Records from a collection
------------------------------

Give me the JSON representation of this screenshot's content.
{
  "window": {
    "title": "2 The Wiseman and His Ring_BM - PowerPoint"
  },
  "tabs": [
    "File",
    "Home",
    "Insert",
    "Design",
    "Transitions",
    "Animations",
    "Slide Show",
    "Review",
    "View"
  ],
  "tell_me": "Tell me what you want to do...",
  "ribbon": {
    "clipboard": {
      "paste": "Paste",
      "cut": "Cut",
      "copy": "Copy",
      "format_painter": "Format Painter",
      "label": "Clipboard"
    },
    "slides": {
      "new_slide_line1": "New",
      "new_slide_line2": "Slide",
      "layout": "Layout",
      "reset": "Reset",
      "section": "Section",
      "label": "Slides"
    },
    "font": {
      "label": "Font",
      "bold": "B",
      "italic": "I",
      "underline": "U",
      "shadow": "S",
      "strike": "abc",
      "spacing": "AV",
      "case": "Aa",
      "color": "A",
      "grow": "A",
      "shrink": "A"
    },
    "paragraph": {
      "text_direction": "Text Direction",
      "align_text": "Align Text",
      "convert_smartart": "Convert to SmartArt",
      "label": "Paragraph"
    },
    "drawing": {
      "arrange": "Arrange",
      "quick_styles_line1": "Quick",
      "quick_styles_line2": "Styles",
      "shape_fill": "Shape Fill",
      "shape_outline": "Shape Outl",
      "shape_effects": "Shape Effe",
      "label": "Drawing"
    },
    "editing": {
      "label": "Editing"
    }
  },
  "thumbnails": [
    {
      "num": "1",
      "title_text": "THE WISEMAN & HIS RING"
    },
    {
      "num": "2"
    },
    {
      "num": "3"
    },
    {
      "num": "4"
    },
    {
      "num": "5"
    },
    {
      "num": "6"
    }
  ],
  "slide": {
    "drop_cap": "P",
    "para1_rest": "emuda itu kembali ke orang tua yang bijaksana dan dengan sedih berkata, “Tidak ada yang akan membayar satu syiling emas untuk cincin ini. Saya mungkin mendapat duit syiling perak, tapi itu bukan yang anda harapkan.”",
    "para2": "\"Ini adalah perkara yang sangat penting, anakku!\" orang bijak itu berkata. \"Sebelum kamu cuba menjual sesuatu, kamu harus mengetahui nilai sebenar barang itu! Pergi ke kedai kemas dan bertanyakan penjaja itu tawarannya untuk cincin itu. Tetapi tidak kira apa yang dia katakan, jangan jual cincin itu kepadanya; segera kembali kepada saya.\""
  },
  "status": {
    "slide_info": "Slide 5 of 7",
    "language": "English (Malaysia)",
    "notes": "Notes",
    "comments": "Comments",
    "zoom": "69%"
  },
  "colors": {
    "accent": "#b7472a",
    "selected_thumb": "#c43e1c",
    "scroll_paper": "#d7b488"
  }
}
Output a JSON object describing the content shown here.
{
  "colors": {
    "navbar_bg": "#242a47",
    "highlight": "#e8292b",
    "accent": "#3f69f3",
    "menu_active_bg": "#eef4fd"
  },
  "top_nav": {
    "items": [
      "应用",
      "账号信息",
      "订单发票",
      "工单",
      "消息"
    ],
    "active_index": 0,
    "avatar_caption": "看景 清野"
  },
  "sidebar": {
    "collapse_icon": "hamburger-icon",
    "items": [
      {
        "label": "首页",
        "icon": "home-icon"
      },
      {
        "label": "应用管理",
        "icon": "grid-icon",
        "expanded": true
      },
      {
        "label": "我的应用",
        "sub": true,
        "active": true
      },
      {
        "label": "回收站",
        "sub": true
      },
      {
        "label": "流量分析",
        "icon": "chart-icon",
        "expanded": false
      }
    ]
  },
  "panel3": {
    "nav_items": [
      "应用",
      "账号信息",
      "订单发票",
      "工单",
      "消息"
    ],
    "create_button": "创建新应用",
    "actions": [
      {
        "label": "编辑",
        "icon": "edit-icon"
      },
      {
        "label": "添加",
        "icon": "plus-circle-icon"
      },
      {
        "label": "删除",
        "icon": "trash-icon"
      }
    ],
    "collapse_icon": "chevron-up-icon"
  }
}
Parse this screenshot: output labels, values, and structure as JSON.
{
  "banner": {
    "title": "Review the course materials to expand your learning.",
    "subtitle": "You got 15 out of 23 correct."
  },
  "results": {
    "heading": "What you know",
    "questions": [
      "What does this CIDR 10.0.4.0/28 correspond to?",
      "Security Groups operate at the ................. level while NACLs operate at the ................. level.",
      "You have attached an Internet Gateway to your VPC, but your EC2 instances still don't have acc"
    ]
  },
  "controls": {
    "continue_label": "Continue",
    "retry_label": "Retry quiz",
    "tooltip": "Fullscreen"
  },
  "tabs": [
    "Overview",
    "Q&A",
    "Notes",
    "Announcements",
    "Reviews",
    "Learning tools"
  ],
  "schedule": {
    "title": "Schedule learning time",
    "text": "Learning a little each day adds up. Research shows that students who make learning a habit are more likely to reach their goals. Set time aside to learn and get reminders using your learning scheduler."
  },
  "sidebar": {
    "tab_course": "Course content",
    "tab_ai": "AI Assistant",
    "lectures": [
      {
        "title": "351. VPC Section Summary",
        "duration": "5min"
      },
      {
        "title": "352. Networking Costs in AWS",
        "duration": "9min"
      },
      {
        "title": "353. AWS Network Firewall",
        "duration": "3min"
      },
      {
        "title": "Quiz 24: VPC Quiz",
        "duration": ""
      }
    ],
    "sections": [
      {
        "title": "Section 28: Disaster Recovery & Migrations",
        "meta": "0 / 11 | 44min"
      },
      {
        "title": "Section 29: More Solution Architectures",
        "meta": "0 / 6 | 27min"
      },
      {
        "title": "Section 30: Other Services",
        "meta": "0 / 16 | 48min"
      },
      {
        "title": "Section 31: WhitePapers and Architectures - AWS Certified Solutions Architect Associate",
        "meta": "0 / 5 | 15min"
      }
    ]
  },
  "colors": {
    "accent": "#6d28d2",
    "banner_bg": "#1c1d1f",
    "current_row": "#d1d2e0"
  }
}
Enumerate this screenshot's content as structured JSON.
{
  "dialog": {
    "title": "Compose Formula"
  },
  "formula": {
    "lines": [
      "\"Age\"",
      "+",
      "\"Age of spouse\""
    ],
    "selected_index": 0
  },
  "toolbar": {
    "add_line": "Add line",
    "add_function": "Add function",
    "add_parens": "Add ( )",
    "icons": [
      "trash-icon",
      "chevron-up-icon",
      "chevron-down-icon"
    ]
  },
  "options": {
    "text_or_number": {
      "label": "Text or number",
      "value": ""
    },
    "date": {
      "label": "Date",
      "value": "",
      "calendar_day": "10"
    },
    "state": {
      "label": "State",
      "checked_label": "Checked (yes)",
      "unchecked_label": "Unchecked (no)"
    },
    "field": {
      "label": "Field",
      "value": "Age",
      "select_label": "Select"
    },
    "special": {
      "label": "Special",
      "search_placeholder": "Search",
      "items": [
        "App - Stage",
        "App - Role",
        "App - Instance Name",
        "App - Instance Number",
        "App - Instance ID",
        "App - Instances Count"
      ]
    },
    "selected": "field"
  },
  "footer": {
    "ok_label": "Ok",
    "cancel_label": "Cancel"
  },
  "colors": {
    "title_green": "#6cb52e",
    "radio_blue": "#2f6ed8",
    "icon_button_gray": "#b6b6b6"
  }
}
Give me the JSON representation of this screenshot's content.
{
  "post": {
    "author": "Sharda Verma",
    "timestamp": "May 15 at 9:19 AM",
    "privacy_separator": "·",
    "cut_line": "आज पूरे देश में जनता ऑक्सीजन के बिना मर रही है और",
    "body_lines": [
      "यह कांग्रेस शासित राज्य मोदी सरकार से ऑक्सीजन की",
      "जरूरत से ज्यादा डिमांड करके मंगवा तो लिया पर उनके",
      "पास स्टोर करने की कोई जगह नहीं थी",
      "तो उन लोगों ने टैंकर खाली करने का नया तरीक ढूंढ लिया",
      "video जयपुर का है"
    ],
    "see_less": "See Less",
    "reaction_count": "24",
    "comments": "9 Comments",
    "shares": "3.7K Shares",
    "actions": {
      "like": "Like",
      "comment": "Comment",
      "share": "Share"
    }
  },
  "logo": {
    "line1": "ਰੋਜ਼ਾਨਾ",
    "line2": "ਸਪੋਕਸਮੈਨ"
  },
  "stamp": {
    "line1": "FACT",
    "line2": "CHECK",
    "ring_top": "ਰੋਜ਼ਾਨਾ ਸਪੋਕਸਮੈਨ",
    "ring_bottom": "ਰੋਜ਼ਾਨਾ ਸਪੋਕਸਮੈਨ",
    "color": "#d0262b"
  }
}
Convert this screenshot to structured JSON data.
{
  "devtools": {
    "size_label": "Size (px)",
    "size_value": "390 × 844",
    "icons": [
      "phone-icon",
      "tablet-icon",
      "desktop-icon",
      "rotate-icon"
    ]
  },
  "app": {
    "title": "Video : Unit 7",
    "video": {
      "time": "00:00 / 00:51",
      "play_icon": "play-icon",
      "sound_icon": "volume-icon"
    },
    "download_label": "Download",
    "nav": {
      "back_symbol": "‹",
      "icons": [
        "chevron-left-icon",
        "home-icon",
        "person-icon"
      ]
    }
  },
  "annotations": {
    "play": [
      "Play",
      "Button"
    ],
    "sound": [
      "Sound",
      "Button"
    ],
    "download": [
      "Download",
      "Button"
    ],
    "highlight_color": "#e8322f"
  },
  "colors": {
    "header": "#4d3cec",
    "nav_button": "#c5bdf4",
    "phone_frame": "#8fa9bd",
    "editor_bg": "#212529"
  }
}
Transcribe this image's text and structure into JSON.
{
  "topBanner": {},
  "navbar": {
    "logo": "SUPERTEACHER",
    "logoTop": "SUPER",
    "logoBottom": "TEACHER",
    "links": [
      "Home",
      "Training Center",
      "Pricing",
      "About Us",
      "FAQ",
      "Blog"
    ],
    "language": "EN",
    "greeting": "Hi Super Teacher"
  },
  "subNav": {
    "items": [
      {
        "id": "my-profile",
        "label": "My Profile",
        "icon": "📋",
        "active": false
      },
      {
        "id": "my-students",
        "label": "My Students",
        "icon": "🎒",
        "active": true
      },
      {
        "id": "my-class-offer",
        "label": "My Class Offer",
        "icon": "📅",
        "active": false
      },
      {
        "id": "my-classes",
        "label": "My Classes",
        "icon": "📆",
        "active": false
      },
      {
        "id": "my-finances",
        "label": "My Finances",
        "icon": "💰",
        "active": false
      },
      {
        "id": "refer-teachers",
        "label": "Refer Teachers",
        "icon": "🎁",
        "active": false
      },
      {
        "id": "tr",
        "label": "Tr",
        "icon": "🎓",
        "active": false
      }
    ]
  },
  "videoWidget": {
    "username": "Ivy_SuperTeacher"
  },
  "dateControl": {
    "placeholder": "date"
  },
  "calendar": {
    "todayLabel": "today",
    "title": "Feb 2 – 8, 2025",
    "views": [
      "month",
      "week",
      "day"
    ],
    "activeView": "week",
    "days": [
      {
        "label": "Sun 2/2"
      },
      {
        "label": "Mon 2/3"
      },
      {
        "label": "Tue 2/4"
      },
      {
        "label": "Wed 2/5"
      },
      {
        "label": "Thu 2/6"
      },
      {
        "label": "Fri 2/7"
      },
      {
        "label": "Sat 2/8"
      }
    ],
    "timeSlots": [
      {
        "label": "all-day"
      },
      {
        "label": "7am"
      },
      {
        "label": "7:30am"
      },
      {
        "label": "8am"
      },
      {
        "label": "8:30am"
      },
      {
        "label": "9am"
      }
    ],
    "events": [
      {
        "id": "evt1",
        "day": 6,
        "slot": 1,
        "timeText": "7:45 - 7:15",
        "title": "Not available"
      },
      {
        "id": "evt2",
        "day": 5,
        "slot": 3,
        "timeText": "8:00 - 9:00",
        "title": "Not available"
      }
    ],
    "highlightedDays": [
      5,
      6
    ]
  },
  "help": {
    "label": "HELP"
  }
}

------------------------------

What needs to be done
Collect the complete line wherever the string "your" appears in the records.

Answer to this exercise
    "title": "Review the course materials to expand your learning.",
      "You have attached an Internet Gateway to your VPC, but your EC2 instances still don't have acc"
    "text": "Learning a little each day adds up. Research shows that students who make learning a habit are more likely to reach their goals. Set time aside to learn and get reminders using your learning scheduler."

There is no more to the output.